I don’t know how many serious pipers started with a Pakistani practice chanter, but there must be a fair few. The knee-jerk reaction is to think that whatever is made there is not up to the minimum standard that readers of pipes|drums demand, but I have seen some made-in-Pakistan custom banners and embroidered items and thought they were pretty good. But perhaps to a professional embroiderer they’re just as inferior as the pipes.

Is it wrong not to allow Pakistani companies to advertise?

Tuned in

I caught part of the inauguration of Barack Obama. All very impressive – even the new President’s bumbling of the oath-of-office, which finally showed, in a much needed way, that he’s human.

I liked the stellar and politically correct quartet of cellist¬† Yo-Yo Ma (Chinese-American), Itzhak Perlman (Israeli-American), clarinetist Anthony McGill (African-American) and the half-finger-gloved pianist Gabriela Montero (female-American), who all are at the top of their tree when it comes to their instruments. Of course they played an arrangement by the Hollywood classicist, John Williams, since there’s nothing more Hollywood than Washington, DC, these days.

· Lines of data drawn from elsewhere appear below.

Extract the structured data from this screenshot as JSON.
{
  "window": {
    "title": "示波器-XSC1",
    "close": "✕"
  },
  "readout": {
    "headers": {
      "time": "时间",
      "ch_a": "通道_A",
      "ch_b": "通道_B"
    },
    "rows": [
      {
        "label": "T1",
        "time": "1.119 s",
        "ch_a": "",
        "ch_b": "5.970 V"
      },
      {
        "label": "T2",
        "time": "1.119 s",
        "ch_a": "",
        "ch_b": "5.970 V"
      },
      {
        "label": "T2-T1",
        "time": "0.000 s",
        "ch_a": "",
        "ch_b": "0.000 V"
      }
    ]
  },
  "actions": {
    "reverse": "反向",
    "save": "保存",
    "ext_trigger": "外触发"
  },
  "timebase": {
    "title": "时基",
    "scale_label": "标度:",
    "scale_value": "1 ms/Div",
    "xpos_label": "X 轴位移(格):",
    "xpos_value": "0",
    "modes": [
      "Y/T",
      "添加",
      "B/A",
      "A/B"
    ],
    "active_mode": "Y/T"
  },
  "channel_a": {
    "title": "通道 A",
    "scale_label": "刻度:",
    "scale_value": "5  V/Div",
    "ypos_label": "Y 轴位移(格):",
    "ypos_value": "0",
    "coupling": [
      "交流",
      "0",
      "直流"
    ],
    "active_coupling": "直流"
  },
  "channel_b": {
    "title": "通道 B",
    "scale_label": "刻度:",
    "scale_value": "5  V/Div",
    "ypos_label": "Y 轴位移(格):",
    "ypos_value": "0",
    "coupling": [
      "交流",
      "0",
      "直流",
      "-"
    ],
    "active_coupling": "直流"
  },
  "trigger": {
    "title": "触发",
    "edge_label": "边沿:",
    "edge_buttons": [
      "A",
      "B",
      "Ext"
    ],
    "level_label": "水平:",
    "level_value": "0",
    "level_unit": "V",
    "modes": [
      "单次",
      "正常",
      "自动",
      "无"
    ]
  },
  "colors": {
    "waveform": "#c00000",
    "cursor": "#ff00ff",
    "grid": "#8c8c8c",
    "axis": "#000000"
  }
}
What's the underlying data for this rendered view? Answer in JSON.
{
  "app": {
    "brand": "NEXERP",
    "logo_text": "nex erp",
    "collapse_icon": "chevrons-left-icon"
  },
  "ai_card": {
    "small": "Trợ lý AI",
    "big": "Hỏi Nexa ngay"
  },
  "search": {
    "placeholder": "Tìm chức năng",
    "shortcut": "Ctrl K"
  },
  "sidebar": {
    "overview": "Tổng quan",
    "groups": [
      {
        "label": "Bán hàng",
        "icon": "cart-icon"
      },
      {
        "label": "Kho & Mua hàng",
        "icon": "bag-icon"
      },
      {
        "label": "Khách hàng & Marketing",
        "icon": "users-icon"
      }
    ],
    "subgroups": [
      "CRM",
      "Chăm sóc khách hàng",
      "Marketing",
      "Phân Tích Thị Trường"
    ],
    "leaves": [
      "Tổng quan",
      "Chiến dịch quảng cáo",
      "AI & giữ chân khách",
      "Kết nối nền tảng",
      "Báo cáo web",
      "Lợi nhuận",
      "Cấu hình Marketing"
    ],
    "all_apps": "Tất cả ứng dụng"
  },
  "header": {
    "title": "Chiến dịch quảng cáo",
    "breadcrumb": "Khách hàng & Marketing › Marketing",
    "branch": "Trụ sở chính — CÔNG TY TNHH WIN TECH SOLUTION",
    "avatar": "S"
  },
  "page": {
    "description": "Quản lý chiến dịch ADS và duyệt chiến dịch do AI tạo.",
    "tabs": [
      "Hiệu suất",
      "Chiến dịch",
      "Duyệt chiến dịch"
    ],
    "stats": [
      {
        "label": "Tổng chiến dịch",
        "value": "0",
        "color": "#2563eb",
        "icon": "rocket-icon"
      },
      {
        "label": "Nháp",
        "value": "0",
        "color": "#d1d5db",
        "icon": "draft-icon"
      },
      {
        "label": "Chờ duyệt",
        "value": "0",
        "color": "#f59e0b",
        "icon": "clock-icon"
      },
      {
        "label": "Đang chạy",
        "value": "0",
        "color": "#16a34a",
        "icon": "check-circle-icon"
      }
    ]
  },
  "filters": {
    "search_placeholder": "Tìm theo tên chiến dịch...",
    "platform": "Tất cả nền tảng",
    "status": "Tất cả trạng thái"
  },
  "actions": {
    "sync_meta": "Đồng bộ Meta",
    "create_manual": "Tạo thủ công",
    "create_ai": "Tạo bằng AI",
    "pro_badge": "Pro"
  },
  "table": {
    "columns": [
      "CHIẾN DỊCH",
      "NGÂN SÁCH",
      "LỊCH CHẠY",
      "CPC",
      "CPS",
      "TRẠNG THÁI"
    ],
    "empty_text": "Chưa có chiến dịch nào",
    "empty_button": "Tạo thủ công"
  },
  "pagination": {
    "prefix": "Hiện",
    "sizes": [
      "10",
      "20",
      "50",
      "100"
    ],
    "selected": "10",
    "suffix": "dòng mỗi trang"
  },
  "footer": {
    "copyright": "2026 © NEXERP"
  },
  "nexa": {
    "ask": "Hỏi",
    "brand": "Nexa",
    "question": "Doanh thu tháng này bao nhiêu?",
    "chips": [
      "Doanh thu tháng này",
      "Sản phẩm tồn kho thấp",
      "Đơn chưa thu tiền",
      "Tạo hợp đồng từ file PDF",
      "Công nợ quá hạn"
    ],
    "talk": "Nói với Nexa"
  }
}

Watching them, I couldn’t help thinking that all of us pipers and drummers have been there: sitting around in the freezing cold awaiting our turn to play. (Sometimes this happens in August in Scotland.) Pipers harp on about keeping four reeds in tune, but I am sure that sustaining the intonation of four cat-gut strings or 88 pieces of piano¬†wire is at least as challenging.

And then playing together and (roughly) in-tune before an audience of a gazillion or so. Terrific.

I have a lot of time for Ireland (before the Euro, anyway) and other countries that put their greatest artists, and not always their politicians, on their bank notes. I like that the inauguration included great music and poetry. It bodes well for people like us.